====== Data supplied ======
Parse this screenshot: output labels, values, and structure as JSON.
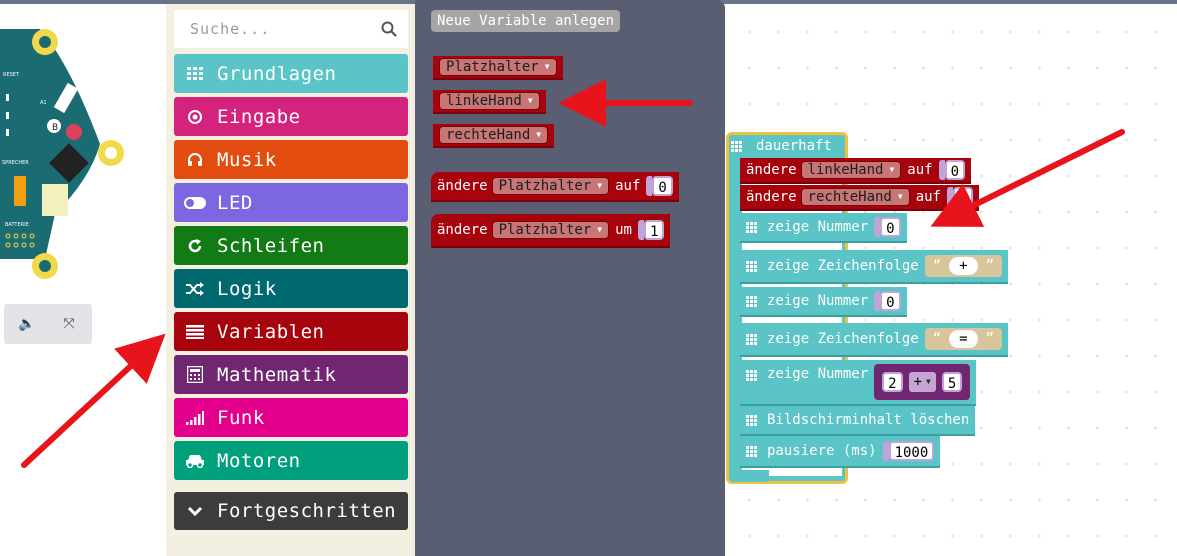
{
  "simulator": {
    "labels": {
      "reset": "RESET",
      "a1": "A1",
      "b": "B",
      "speaker": "SPRECHER",
      "battery": "BATTERIE"
    },
    "controls": {
      "sound_icon": "speaker-icon",
      "fullscreen_icon": "fullscreen-icon"
    }
  },
  "toolbox": {
    "search_placeholder": "Suche...",
    "categories": [
      {
        "label": "Grundlagen",
        "icon": "grid-icon",
        "color": "#5ac4c6"
      },
      {
        "label": "Eingabe",
        "icon": "target-icon",
        "color": "#d3237c"
      },
      {
        "label": "Musik",
        "icon": "headphones-icon",
        "color": "#e24c0e"
      },
      {
        "label": "LED",
        "icon": "toggle-icon",
        "color": "#7d67e0"
      },
      {
        "label": "Schleifen",
        "icon": "refresh-icon",
        "color": "#127b16"
      },
      {
        "label": "Logik",
        "icon": "shuffle-icon",
        "color": "#006970"
      },
      {
        "label": "Variablen",
        "icon": "list-icon",
        "color": "#a6030c"
      },
      {
        "label": "Mathematik",
        "icon": "calculator-icon",
        "color": "#712672"
      },
      {
        "label": "Funk",
        "icon": "signal-icon",
        "color": "#e3008c"
      },
      {
        "label": "Motoren",
        "icon": "car-icon",
        "color": "#00a07d"
      },
      {
        "label": "Fortgeschritten",
        "icon": "chevron-down-icon",
        "color": "#3c3c3c"
      }
    ]
  },
  "flyout": {
    "new_variable_label": "Neue Variable anlegen",
    "variables": [
      "Platzhalter",
      "linkeHand",
      "rechteHand"
    ],
    "set_block": {
      "verb": "ändere",
      "var": "Platzhalter",
      "prep": "auf",
      "value": "0"
    },
    "change_block": {
      "verb": "ändere",
      "var": "Platzhalter",
      "prep": "um",
      "value": "1"
    }
  },
  "workspace": {
    "forever_label": "dauerhaft",
    "set_left": {
      "verb": "ändere",
      "var": "linkeHand",
      "prep": "auf",
      "value": "0"
    },
    "set_right": {
      "verb": "ändere",
      "var": "rechteHand",
      "prep": "auf",
      "value": "0"
    },
    "show_number_1": {
      "label": "zeige Nummer",
      "value": "0"
    },
    "show_string_1": {
      "label": "zeige Zeichenfolge",
      "open_quote": "“",
      "value": "+",
      "close_quote": "”"
    },
    "show_number_2": {
      "label": "zeige Nummer",
      "value": "0"
    },
    "show_string_2": {
      "label": "zeige Zeichenfolge",
      "open_quote": "“",
      "value": "=",
      "close_quote": "”"
    },
    "show_number_3": {
      "label": "zeige Nummer",
      "left": "2",
      "op": "+",
      "right": "5"
    },
    "clear_screen": {
      "label": "Bildschirminhalt löschen"
    },
    "pause": {
      "label": "pausiere (ms)",
      "value": "1000"
    }
  },
  "colors": {
    "variables": "#a6030c",
    "basic": "#5ac4c6",
    "math": "#712672",
    "arrow": "#e8141b",
    "flyout_bg": "#595e72"
  }
}
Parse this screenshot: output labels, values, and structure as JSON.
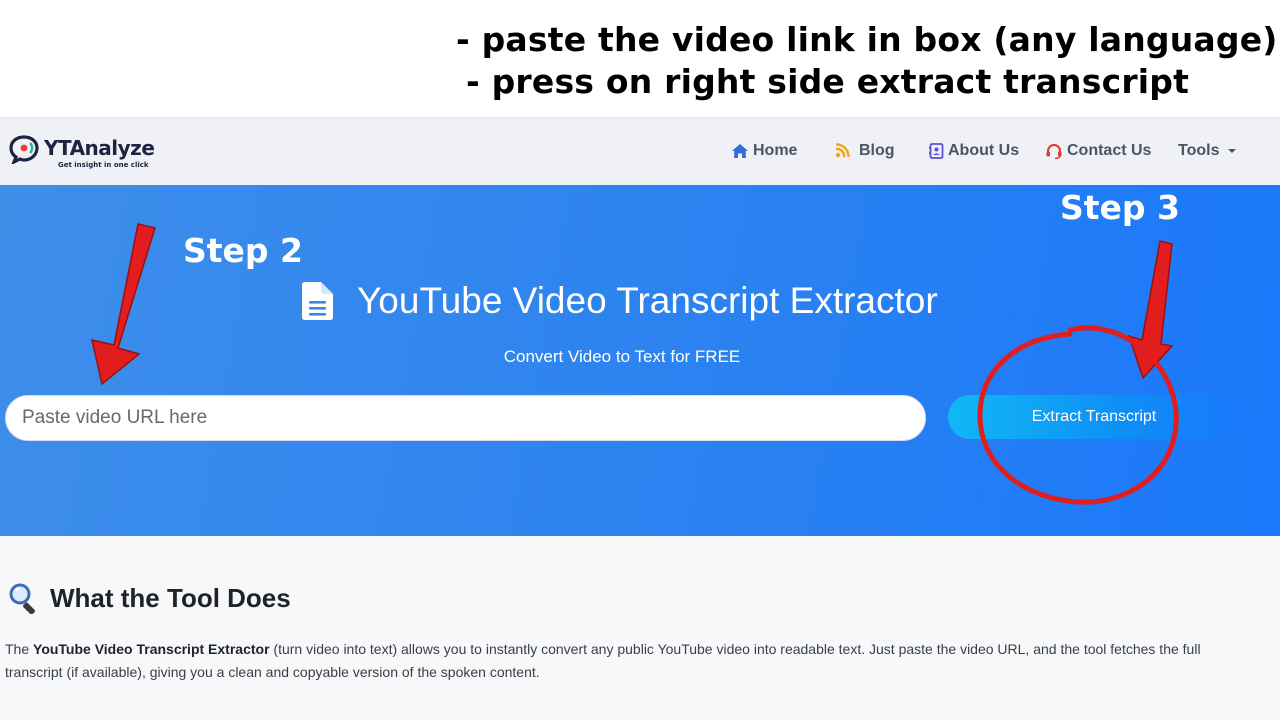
{
  "instructions": {
    "line1": "- paste the video link in box (any language)",
    "line2": "- press on right side extract transcript"
  },
  "logo": {
    "name": "YTAnalyze",
    "tagline": "Get insight in one click"
  },
  "nav": {
    "home": "Home",
    "blog": "Blog",
    "about": "About Us",
    "contact": "Contact Us",
    "tools": "Tools"
  },
  "hero": {
    "step2": "Step 2",
    "step3": "Step 3",
    "title": "YouTube Video Transcript Extractor",
    "subtitle": "Convert Video to Text for FREE",
    "input_placeholder": "Paste video URL here",
    "button_label": "Extract Transcript"
  },
  "section": {
    "title": "What the Tool Does",
    "desc_before": "The ",
    "desc_bold": "YouTube Video Transcript Extractor",
    "desc_after": " (turn video into text) allows you to instantly convert any public YouTube video into readable text. Just paste the video URL, and the tool fetches the full transcript (if available), giving you a clean and copyable version of the spoken content."
  },
  "colors": {
    "hero_start": "#3e8eea",
    "hero_end": "#1a78fb",
    "button_start": "#11b8f4",
    "annotation_red": "#e11d1d",
    "navbar_bg": "#f0f1f6"
  },
  "icons": {
    "home": "home-icon",
    "blog": "rss-icon",
    "about": "address-card-icon",
    "contact": "headset-icon",
    "title": "document-icon",
    "section": "magnifier-icon"
  }
}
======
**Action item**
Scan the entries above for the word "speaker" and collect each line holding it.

**Answer to this exercise**
      "speaker": "SPRECHER",
      "sound_icon": "speaker-icon",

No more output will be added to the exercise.